Pep Guardiola has acceded to the influence of Bielsa in his great Barcelona side of 2009-2013. Klopp used the same technique at Dortmund in his seven year spell there.
There are a lot of analogous common themes in the game plan of Pochettino and Klopp. Both prefer young hungry athletic players, and both have the opinion “if you wish to leave my football club, no problem”. Pochettino lost Shaw, Lallana, Clyne, Chambers, Lovren at Southampton and Klopp lost Gotze, Lewandowski, Kroos, Kagawa, both embraced the process without unduly complaining. Neither of these managers have bemoaned anything in the structure of their football clubs, with Pochettino having a very productive relationship with Nicola Cortese who appointed him at Southampton and Klopp had an excellent relationship with Michael Zorc at Dortmund.

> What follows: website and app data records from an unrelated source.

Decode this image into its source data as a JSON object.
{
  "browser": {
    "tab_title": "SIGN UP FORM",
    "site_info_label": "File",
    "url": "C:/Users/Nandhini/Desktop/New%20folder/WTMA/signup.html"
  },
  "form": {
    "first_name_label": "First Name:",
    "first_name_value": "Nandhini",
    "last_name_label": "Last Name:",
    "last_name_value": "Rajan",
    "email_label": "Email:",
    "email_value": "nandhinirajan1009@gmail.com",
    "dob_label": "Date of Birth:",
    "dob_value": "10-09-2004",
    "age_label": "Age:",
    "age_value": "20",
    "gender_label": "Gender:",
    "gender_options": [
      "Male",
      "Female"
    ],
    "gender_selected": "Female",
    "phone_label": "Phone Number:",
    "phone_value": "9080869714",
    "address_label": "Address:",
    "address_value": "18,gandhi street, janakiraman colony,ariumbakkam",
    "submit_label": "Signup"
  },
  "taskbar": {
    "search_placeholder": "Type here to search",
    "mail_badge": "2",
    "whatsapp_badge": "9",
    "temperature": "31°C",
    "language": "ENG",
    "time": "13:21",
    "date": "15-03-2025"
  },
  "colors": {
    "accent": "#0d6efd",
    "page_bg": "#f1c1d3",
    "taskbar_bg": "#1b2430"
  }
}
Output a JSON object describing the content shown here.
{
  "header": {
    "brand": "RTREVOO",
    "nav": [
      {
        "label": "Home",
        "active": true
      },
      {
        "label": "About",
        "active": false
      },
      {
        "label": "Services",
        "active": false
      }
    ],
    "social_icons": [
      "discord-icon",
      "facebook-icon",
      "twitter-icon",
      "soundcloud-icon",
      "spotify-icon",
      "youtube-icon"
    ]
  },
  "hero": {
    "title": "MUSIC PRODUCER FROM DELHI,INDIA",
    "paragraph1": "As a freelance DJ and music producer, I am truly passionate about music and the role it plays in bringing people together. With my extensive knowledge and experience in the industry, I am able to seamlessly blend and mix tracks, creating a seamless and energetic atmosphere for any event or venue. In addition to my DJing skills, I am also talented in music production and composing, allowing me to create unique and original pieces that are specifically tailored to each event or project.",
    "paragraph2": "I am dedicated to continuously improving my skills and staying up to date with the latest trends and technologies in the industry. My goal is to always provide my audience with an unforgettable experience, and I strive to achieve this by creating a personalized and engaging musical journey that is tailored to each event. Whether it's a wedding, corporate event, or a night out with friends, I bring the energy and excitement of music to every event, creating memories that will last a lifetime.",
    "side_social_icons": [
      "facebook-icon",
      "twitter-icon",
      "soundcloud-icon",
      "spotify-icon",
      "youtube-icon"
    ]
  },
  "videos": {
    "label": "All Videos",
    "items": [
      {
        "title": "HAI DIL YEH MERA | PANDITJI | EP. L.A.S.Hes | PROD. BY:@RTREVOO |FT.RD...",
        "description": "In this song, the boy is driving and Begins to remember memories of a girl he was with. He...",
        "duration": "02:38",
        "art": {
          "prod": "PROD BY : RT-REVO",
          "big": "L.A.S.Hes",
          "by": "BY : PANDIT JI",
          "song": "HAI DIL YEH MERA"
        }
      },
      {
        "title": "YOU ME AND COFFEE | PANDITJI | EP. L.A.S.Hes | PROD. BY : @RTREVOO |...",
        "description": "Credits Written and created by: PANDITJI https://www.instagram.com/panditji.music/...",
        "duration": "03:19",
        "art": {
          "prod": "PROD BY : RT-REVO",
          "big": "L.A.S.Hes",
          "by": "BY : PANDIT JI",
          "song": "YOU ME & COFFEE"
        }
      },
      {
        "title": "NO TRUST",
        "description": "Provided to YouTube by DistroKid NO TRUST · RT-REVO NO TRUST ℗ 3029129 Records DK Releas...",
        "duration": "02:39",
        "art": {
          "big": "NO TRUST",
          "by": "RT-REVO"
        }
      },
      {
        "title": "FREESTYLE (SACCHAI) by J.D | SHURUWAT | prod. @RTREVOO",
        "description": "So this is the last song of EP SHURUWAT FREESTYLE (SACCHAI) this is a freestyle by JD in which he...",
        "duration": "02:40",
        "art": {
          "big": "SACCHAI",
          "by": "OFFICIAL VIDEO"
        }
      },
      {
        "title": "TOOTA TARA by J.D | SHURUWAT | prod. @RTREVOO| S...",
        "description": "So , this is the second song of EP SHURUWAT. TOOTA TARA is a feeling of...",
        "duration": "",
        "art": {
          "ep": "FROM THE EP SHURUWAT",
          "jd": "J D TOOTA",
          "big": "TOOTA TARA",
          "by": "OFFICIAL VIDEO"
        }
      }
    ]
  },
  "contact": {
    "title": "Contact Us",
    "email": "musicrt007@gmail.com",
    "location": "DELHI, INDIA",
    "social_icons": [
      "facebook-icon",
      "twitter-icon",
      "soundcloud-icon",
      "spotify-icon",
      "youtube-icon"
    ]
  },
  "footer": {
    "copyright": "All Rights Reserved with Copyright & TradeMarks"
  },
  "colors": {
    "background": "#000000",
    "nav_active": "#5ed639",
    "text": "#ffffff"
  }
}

Interestingly both played as centre-backs, with Pochettino having the more stellar playing career. Neither of these managers suffer prima-donnas, regardless of your status as a player you are expected to work your socks off with an aimed 16 kilometres per match per player being the rough benchmark. Analysis and statistics play a huge part in both of their game preparations creating enthusiastic high energy vibrant teams with pressing as the dominant theme.
Both managers prefer small tight squads rather than huge numbers of players, Klopp shipped out 17 players in his first season at Dortmund. Pochettino has done a very similar thing at Spurs dispensing with Capoue, Paulinho, Lennon, Gomes, Townsend, Adebayor and Chirches in 18 months. The preference for young impressionable players is driven by their inherent hunger and their desire to learn and improve daily. Respect is a major theme, characterised by how Pochettino has jettisoned Andros Townsend after a minor affray with the Spurs fitness coach.
Consequently their time is not consumed by managing egos, which saps even the greatest managers. Team morale and atmosphere can be far more easily influenced and manipulated with fewer ageing professionals. Pochettino’s interview post match in the Norwich game aptly sums it up, “People say youngsters make mistakes, I have seen senior pro’s make the same number of mistakes, that is football.”
Klopp and Pochettino also have a fairly heavy reliance on marauding full-backs, Clyne and Moreno are very offensive, at Dortmund he had Schmelzer and Piszczek bombing forwards. Pochettino has created a perfect four that he rotates: Rose, Davies, Walker and Trippier, all very quick, with a good delivery of a cross. At Southampton he effectively created the careers of Clyne and Luke Shaw, as offensive energetic full-backs.
Klopp and Pochettino also have a heavy reliance on the No.10 role, Klopp excelled superbly with Gotze, Sahin, Kagawa and Mkhitaryan. At Liverpool injuries have prevented a firm decision but Coutinho and Firmino are very much of this ilk, skilful, clever, great touch with pace. A lot of Spurs’ offensive play is orchestrated by the excellent Christian Eriksen a cultured player schooled at the famed Ajax academy.
Coincidently they can also both rapidly assess a players attributes, Pochettino has re-deployed Eric Dier sublimely into a holding midfielder from a centre-back. Klopp famously moved Lukasz Piszczek from a striker into a marauding right-back at Dortmund. Bob Paisley and Brian Clough famously also had that trait of spotting and re-deploying players into more productive positions on the pitch with Ray Kennedy and John McGovern respectively.
Klopp had Sven Bender as his hustling player at Dortmund, and he has Jordan Henderson in that role at Anfield. Pochettino has brought in from the cold ex-Fulham player Moussa Dembelle to excellent effect, a player marginalised under the previous manager Tim Sherwood.
Klopp signed Ciro Immobile at Dortmund and the big money transfer never worked out, and Pochettino signed Dani Osvaldo at Southampton who similarly was a huge disappointment, facetiously and slightly tongue in cheek I don’t think either will delve heavily in the Italian transfer market.